**Your task:** Repeat the entries in full. Each line must match exactly.

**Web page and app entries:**

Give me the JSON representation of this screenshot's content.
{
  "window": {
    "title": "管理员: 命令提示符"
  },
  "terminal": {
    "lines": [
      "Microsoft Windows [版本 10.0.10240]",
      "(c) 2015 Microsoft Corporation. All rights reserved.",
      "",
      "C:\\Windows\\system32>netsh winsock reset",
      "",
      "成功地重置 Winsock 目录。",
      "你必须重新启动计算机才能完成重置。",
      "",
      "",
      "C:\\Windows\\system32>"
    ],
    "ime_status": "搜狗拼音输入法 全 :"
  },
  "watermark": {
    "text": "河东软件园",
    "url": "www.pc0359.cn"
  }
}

**Answer box:**
Give me the JSON representation of this screenshot's content.
{
  "window": {
    "title": "管理员: 命令提示符"
  },
  "terminal": {
    "lines": [
      "Microsoft Windows [版本 10.0.10240]",
      "(c) 2015 Microsoft Corporation. All rights reserved.",
      "",
      "C:\\Windows\\system32>netsh winsock reset",
      "",
      "成功地重置 Winsock 目录。",
      "你必须重新启动计算机才能完成重置。",
      "",
      "",
      "C:\\Windows\\system32>"
    ],
    "ime_status": "搜狗拼音输入法 全 :"
  },
  "watermark": {
    "text": "河东软件园",
    "url": "www.pc0359.cn"
  }
}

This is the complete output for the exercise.